THERE are lots of different ways to assemble a football team, but as the age-old truism goes, you’re normally only ever as good as your strikers. For all that the other elements of the game are important, ultimately, you have to put the ball in the back of the net.

So, when Michael Carrick assessed the strengths and weaknesses of his Middlesbrough squad ahead of the reopening of the transfer window, a glaring gap at the top end of the pitch stood out. Matt Crooks was doing a job as a makeshift centre-forward, offering an aerial threat and positioning himself as someone to play off. Marcus Forss provided industry, Duncan Watmore could be relied on to deliver relentless effort. In Matthew Hoppe, there was the possibility of untapped potential.

What Boro did not have, though, with Rodrigo Muniz effectively out of the equation, was a natural number nine. They did not have a striker with a goalscorer’s instinct, or with the pace and mobility to dart behind an opposition backline.

It was a gap in the squad that had the potential to derail Boro’s promotion push, but with Cameron Archer now fully settled following his loan move from Aston Villa, it is a vacancy that has been filled. Boro have their lead centre-forward; Archer has a golden opportunity to take his career to the next level.

“At the start, when I first signed, the gaffer told me then that I was a different type of player that he needed,” said Archer, who was courted by half the clubs in the Championship before eventually deciding to join Boro. “The missing piece of the puzzle, is what he said.

“He was clear when I first arrived what he wanted me to do, and hopefully I can do that. I like to run in behind, and I think that’s really important. I had that at Preston, and it’s a big part of what I’ll always look to do.

“It’s a fluid system, but it’s been easy to adapt to it because the gaffer tells us to play with freedom. His message for us players in that final third is to play with freedom, and that was a big reason why I wanted to come here as well, because I wanted to be myself. Ultimately, as a player, you want that freedom to express yourself and show what you’re capable of.”

There were two moments in the first half of Saturday’s win over Watford that epitomised what Archer will bring to this Boro team.

The first was effectively something out of nothing, with Archer picking up the ball on the edge of the area with seemingly nothing on before bursting between two Watford defenders in order to fire in a low shot that Daniel Bachmann pushed away down to his right.

The second led to Boro’s opening goal, with Archer isolating himself one-on-one with Hassane Kamara in order to produce a lightning burst of pace that saw him surge away from the Watford defender and break into the box.
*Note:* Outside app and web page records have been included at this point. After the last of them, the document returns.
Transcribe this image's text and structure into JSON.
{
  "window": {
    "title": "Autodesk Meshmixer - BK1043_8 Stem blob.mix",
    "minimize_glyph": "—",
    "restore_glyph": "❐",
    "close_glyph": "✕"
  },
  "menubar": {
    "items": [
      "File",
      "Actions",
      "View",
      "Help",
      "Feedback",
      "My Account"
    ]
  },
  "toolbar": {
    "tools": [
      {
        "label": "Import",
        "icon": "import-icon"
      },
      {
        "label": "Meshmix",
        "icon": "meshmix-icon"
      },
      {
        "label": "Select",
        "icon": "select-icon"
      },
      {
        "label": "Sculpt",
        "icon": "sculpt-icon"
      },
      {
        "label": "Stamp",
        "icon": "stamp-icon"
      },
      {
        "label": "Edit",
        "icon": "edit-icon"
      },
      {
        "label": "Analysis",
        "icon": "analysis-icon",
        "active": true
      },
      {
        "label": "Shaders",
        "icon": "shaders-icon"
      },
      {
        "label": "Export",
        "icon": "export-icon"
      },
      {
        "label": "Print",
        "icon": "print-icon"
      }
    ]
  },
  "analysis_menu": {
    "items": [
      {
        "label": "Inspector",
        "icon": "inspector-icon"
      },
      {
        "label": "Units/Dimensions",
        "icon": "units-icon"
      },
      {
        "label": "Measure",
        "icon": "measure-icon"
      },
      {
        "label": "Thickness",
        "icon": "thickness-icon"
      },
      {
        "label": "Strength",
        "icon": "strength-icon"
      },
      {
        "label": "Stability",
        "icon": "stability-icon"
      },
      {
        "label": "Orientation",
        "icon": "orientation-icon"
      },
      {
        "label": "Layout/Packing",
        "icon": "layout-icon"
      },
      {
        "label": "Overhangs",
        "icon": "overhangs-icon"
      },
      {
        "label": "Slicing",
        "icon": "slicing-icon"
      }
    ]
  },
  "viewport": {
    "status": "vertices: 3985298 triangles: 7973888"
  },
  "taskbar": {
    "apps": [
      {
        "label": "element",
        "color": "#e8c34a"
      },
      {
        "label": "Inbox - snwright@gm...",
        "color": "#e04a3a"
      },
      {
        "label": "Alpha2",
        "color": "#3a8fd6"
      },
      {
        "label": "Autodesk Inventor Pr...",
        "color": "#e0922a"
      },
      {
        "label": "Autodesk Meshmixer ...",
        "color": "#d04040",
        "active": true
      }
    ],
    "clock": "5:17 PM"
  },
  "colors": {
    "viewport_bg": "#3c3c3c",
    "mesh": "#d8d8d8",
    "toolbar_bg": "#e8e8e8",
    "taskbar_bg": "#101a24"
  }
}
A heavy touch meant Bachmann was able to save at his feet, but the chaos that had been created led to Chuba Akpom forcing the ball home on the rebound at the second attempt.

“There are a lot of good players here, and we try to play to each other’s strengths,” continued Archer. “There were a couple of times that they got me through on goal, and that’s positive because it’s important we all link up.

The Northern Echo: Cameron Archer

“The training standards here are so high, and the lads all work so hard, and it then shows out on that pitch. It was pleasing to see the benefits, and it was really enjoyable to play with all of them. They know my game, and I know there’s now, so we just need to keep going.”

If he maintains the levels he displayed at the weekend, it will not be long before Archer starts finding the back of the net, but even if he is not scoring himself, the 21-year-old’s willingness to pull defenders out of position should benefit those around him.

Akpom has been in superb form playing off Forss and Crooks, but you imagine Boro’s repositioned ‘number ten’ will be licking his lips at the prospect of playing off the shoulder of Archer, with his new strike partner’s pace and mobility offering the potential for openings he can exploit.

Akpom’s 14th league strike of a remarkable goalscoring season paved the way for the weekend win over Watford, with Forss adding a second goal on the stroke of half-time as he broke infield onto Jonny Howson’s through ball and slotted a precise finish into the bottom corner.

The win was the perfect response to the previous weekend’s Wear-Tees derby defeat, and means all four of the losses suffered under Carrick have now been followed by a victory. Iain Dowie coined the phrase ‘bouncebackability’ when he led a Crystal Palace side from the Championship relegation zone to promotion – Carrick’s Boro team appear to have similar traits.

“The players have definitely shown me that they’ve got a terrific attitude,” said the Boro head coach. “They’ve got a willingness to learn and a willingness to win, and they stick together.

“You’re not always going to get your own way, so there’s definitely that bit of grit and determination, and a confidence within the group. Sometimes it’ll work, sometimes we’ll hit a bump, like we did last week, but if we keep trying to do the right things and pushing each other, then hopefully it’ll work out.

“When you’re winning, everyone’s happy and patting each other on the back, but you do see true characters when you suffer a defeat or you have a bad run. There’s only been good signs from any little setback we’ve had.”